One of the biggest buzzwords in the custom keyboard hobby in recent times is “gasket mounting.” This year alone, we’ve seen plenty of keyboards using this mounting style; even bigger brands like Keychron and Glorious are doing the same thing.
But not all gasket-mounted keyboards are created equal. While there are some excellent keyboards that use this mounting system very effectively – such as the Jelly Epoch and ai03 Vega, to name a couple – there are also a fair number of gasket-mounted keyboards that are just not very good.
In short, just because a keyboard uses a gasket mounting system doesn’t automatically make it good. There are a number of other aspects to consider, and there are instances where a gasket mounting system is…well, overrated.
There are many ways to implement a gasket mounting system in a keyboard. Take the Jelly Epoch: instead of using strips of gaskets, it uses thicker, “jelly-like” gaskets that are (essentially) just sleeved to the plate itself instead of having to use adhesives. This makes for a much, much easier installation process.
These “jelly gaskets” are also very effective, which gives the Jelly Epoch a soft, flexible typing experience. Basically, the defining characteristic of a gasket-mounted keyboard…most of the time. The thing is, there are also keyboards with a gasket mounting system that provides a stiff, firm typing experience.

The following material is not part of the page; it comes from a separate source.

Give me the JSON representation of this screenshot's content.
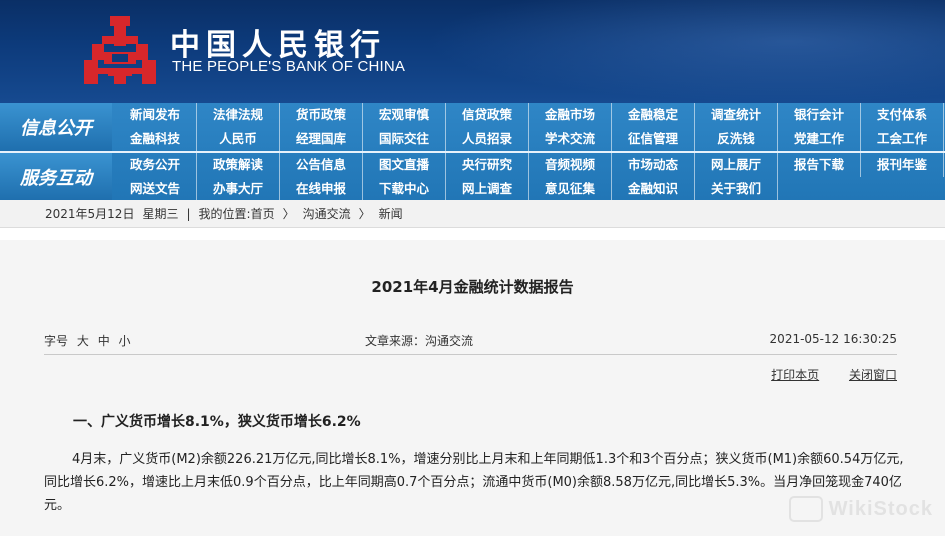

One such keyboard is the Glorious GMMK Pro. While it is technically a gasket-mounted keyboard, the gaskets are compressed so much in the case that there’s barely any space for the plate to flex. The result? A much firmer typing experience than one would expect from a gasket mounting system.
Of course, both firm and soft typing experiences can be appealing to different folks, but it’s important to take into consideration how the gasket mounting system is implemented by specific keyboards. This is so that you’ll really know what to expect out of a particular keyboard.
The last thing you’d want – after waiting for months, or even up to a year – is receiving a keyboard that is not up to your expectations.
Sound Profile Can Differ Greatly
How a keyboard sounds is a huge draw in this hobby, which is actually one of the reasons why gasket-mounted keyboards are so popular. Compared to, say, a top mount system, a gasket-mounted keyboard offers a cleaner sound profile as the gaskets are absorbing the impact of every key press – many folks (myself included) like this characteristic.
But as mentioned, different gasket-mounted keyboards have different implementations of the mounting style, not to mention other unique features of a particular board. Because of this, a keyboard with a gasket mounting system…is not guaranteed to have a pleasant sound profile.
Take the Keychron Q1. On paper, it definitely qualifies as a gasket-mounted keyboard, but it doesn’t exactly have a pleasant sound profile. Out of the box, every key press generates an audible case ping. The Q1’s gaskets are too soft, so they’re not able to absorb these undesirable sound qualities.
Granted, there are plenty of mods that can improve the sound quality of the Q1, but that is besides the point. A gasket-mounted keyboard is not guaranteed to have a fantastic sound signature. If you’re comparing a gasket-mounted keyboard with another mounting style – such as a top mount system – know that the former is not always the best.
And that brings us to the next point..
Other Mounting Styles Can Be Better
Don’t be fooled by the gasket mounting buzzword: there’s so much more to a keyboard than mounting style alone. Want a keyboard with a particular sound profile? Then look at the keyboard as a whole; there are many aspects that affect sound profile.
These include the case material of the keyboard, what kind of sound deadening material is used, the plate material, switches, and even the keycaps. Don’t just limit yourself to gasket-mounted keyboards because you want a clean, higher-pitched sound profile, as other mounting styles can offer the same thing too.
What about typing feel? Surely most gasket-mounted keyboards can offer a soft typing experience? Well, yes and no. It really depends on how the gasket mounting system is implemented. Plus, if you don’t mind using a solderable PCB, custom keyboards that support half plates can offer a soft typing experience as well.
The Salvation, a custom keyboard by Wilba.tech and Salvun – two well-known individuals in the enthusiast keyboard scene – is a good example of why you shouldn’t judge a keyboard based on its mounting style. Despite the fact that it’s a tray-mounted keyboard, the Salvation also has a unique leaf spring mounting system.
As a result, this keyboard offers a soft, comfortable typing experience with a clean, “poppy” sound signature. It’s no exaggeration to say that the Salvation is an innovative product: it’s a tray-mounted keyboard – which is usually considered to be a “budget” mounting solution – with the characteristics of a gasket-mounted keyboard.
So the next time you see an interest check or group buy for a custom keyboard, don’t just judge it purely by its mounting system. Just like any other mounting styles, there are good and bad “gasket-mounted” keyboards, so look beyond the buzzword and really evaluate the board as a whole.
Who knows, once we get beyond the gasket mounting hype, perhaps the custom keyboard community will come up with an innovative mounting system that’s just as unique as the Salvation.